-- PROBLEM DETAILS --
Could you copy exactly the line that contains "Transcribe this image's" and every line after it to the end of the records, and nothing more?

(Excerpts from an interface dataset)
Segment Open
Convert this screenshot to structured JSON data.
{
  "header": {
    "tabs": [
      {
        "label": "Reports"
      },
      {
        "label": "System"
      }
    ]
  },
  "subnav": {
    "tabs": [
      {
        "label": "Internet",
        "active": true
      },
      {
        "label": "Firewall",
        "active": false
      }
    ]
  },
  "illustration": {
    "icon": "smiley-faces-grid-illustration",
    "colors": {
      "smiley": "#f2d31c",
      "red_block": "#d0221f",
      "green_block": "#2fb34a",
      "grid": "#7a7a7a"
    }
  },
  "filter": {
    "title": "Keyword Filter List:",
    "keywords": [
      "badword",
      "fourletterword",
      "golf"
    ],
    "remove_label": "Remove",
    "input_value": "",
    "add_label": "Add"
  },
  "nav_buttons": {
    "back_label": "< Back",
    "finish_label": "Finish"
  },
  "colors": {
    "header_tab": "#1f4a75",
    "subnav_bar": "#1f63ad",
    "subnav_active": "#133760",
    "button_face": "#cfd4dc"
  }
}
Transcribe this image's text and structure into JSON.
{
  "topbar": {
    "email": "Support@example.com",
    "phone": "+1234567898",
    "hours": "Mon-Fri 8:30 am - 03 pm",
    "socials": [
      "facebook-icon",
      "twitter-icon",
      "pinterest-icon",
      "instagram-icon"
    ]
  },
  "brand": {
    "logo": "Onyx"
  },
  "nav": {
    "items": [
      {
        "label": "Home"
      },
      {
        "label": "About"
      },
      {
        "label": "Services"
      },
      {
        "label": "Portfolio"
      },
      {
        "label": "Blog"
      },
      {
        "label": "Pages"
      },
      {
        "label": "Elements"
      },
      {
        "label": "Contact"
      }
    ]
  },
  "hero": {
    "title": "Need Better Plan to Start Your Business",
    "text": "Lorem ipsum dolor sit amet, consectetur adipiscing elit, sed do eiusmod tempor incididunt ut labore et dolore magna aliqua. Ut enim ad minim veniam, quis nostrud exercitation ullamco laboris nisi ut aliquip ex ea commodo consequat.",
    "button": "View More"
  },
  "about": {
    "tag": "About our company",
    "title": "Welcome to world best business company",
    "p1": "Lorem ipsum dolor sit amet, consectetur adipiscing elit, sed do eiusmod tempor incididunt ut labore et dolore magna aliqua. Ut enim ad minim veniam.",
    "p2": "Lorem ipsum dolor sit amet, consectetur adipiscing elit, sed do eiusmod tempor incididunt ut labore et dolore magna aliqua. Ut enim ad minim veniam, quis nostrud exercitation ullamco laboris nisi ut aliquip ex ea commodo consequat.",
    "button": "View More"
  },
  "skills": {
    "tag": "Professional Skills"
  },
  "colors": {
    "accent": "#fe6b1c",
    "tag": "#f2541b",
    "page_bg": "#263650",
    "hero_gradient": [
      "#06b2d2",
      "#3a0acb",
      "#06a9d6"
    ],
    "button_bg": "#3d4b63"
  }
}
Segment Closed
-- RESULT --
Transcribe this image's text and structure into JSON.
{
  "topbar": {
    "email": "Support@example.com",
    "phone": "+1234567898",
    "hours": "Mon-Fri 8:30 am - 03 pm",
    "socials": [
      "facebook-icon",
      "twitter-icon",
      "pinterest-icon",
      "instagram-icon"
    ]
  },
  "brand": {
    "logo": "Onyx"
  },
  "nav": {
    "items": [
      {
        "label": "Home"
      },
      {
        "label": "About"
      },
      {
        "label": "Services"
      },
      {
        "label": "Portfolio"
      },
      {
        "label": "Blog"
      },
      {
        "label": "Pages"
      },
      {
        "label": "Elements"
      },
      {
        "label": "Contact"
      }
    ]
  },
  "hero": {
    "title": "Need Better Plan to Start Your Business",
    "text": "Lorem ipsum dolor sit amet, consectetur adipiscing elit, sed do eiusmod tempor incididunt ut labore et dolore magna aliqua. Ut enim ad minim veniam, quis nostrud exercitation ullamco laboris nisi ut aliquip ex ea commodo consequat.",
    "button": "View More"
  },
  "about": {
    "tag": "About our company",
    "title": "Welcome to world best business company",
    "p1": "Lorem ipsum dolor sit amet, consectetur adipiscing elit, sed do eiusmod tempor incididunt ut labore et dolore magna aliqua. Ut enim ad minim veniam.",
    "p2": "Lorem ipsum dolor sit amet, consectetur adipiscing elit, sed do eiusmod tempor incididunt ut labore et dolore magna aliqua. Ut enim ad minim veniam, quis nostrud exercitation ullamco laboris nisi ut aliquip ex ea commodo consequat.",
    "button": "View More"
  },
  "skills": {
    "tag": "Professional Skills"
  },
  "colors": {
    "accent": "#fe6b1c",
    "tag": "#f2541b",
    "page_bg": "#263650",
    "hero_gradient": [
      "#06b2d2",
      "#3a0acb",
      "#06a9d6"
    ],
    "button_bg": "#3d4b63"
  }
}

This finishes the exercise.